Creating and maintaining a limited liability company (LLC) for your farm business requires some extra effort and expense. How do you know if it’s worth it? A wise approach is to consider whether the benefits outweigh the costs. We have a resource to help you! Check out our free Forming an LLC for Your Farm Basics. This tipsheet will walk you through a series of questions and explanations to help you determine whether the LLC business structure is the right fit for your farm. Watch Farmers Speak on Business Structures to hear how farmers Phoebe and Hector of Hawk’s Nest Healing Gardens in North Carolina created their LLC and learn about the thoughtful steps they take to properly maintain the entity.

If you sure you want to form an LLC and are looking for help actually forming it and running it, you will want Chapter 4: LLCs of the Farmers’ Guide to Business Structures by your side. You’ll learn more about the LLC model, including how to form and maintain one effectively. Checklists make the process easier.

Don’t forget the importance of the operating agreement! Especially if you are working with others, disagreements can cause intractable problems for the farm business further down the road. You’ve heard the stories… fights about debt loads, mismanagement of budgeting, unclear communication causing stress… There is a solution. Although it’s often not legally required, we can’t stress enough the importance of a thorough governance document in preventing these types of problems before they harm the farm or ranch business (and the personal relationships of those involved). No matter the business structure chosen, write an operating agreement that addresses unique needs of the farm or ranch business. Use the step by step process in the Farmers’ Workbook for Creating a Governance Document (20pgs) to help you draft an operating agreement for your farm or ranch business.
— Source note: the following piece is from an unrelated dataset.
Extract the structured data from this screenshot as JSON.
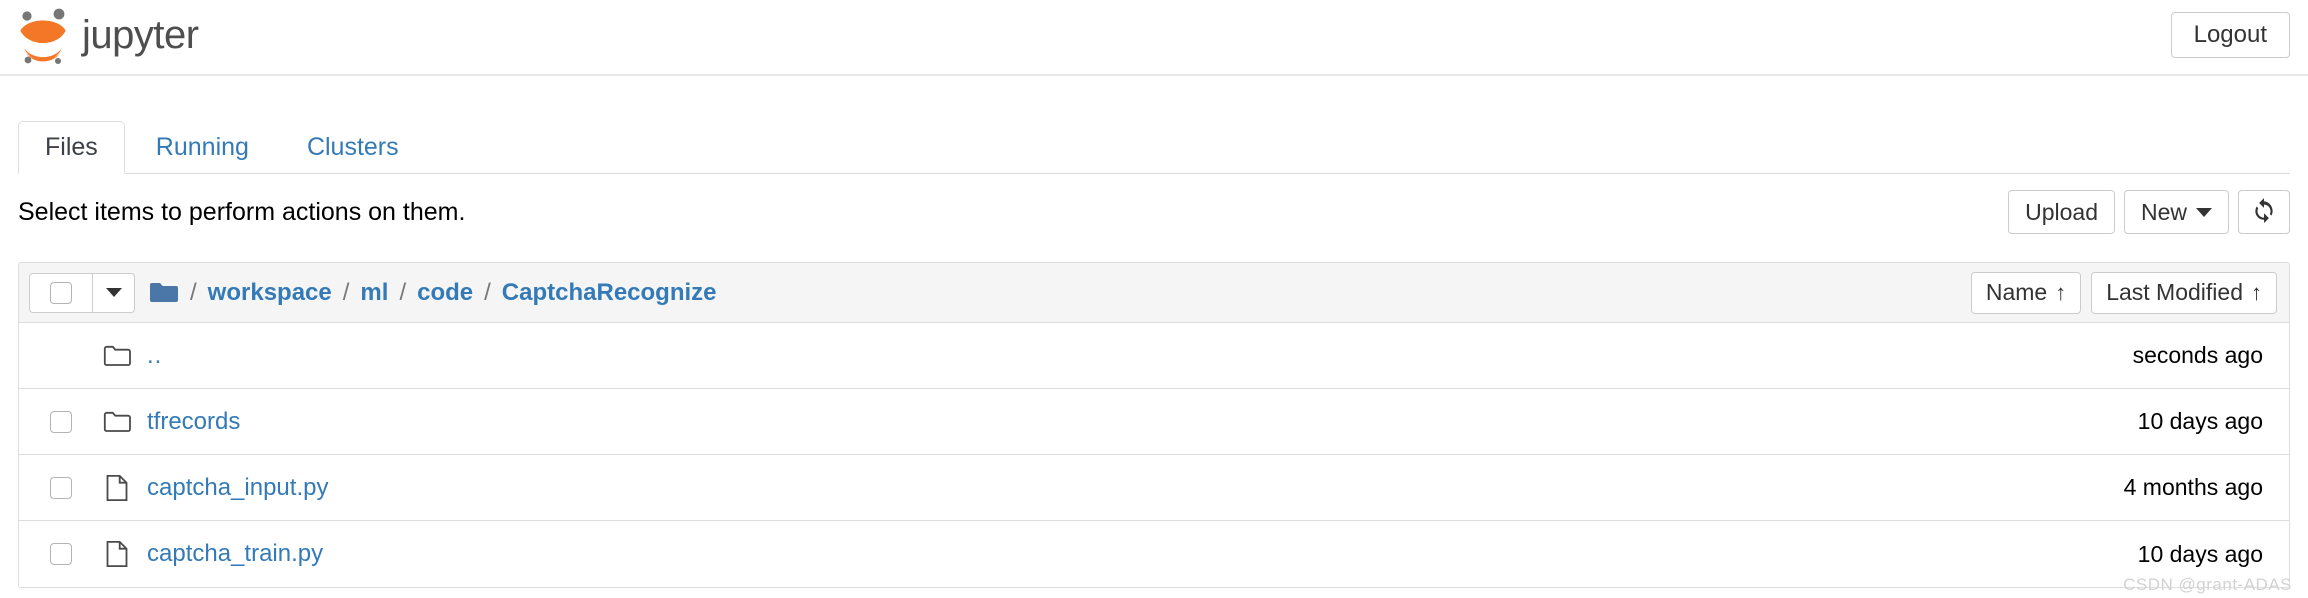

For example operating agreement terms, check out our two model operating agreements- one intended for a married couple and the other for unrelated persons doing business together in Chapter 4: LLCs of the Farmers’ Guide to Business Structures. Both are fully annotated with detailed descriptions of how and why the agreement was drafted as it was. Follow along with the fictional stories of the farmers creating the agreements. Sample annual member meeting minutes round out the legal resilience package that is LLCs.

If your LLC only has one owner, the model operating agreements in Chapter 4 and the Farmers’ Workbook for Creating a Governance Document are more robust than you likely need. Check out our Single Member Operating Agreement sample resource.

Did you consider your other options, in addition to forming an LLC? If not, check out our Farm Business Structure Basics. It answers the most frequently asked questions farmers have when choosing a business structure, such as: I’m not sure I want to form a business entity? Can’t I just sell my products or services? Which one is better – a corporation or an LLC? If you are more of a visual learner, and want to see all your business structure options, follow the flowchart in our free Understanding the Options which is Chapter 2 of our Farmers’ Guide to Business Structures. Through a series of Yes/No questions, this flowchart leads the reader to business structure options that are likely to fit the farm’s needs.

For audio learners, listen to our Podcast Episode 5: Farm Like You Mean Business! This podcast is a basic introduction to business entities for farms. You’ll learn about sole proprietorships, partnerships, LLCs, and corporations as the hosts explore the big question: What’s best for your farm enterprise? Hear directly from farmers about their personal experiences with tax issues, organizational documents, and more.